START PROVIDED MATERIAL
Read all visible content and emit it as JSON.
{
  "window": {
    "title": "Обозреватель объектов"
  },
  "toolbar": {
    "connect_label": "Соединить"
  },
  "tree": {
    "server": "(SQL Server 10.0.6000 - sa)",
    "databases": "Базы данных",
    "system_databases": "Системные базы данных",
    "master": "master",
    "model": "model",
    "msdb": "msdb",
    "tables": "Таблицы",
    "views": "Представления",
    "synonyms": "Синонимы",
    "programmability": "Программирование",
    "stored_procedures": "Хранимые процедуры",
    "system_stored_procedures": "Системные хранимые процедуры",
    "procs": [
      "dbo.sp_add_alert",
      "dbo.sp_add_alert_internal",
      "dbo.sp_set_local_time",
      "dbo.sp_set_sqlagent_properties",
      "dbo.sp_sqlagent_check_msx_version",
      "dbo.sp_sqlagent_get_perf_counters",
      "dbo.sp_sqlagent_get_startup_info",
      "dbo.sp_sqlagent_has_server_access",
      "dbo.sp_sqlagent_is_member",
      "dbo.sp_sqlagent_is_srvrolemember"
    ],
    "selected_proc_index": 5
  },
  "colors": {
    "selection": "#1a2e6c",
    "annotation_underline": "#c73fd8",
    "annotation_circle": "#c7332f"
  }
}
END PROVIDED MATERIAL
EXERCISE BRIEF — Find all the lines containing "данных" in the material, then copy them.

RESPONSE BOX —
    "databases": "Базы данных",
    "system_databases": "Системные базы данных",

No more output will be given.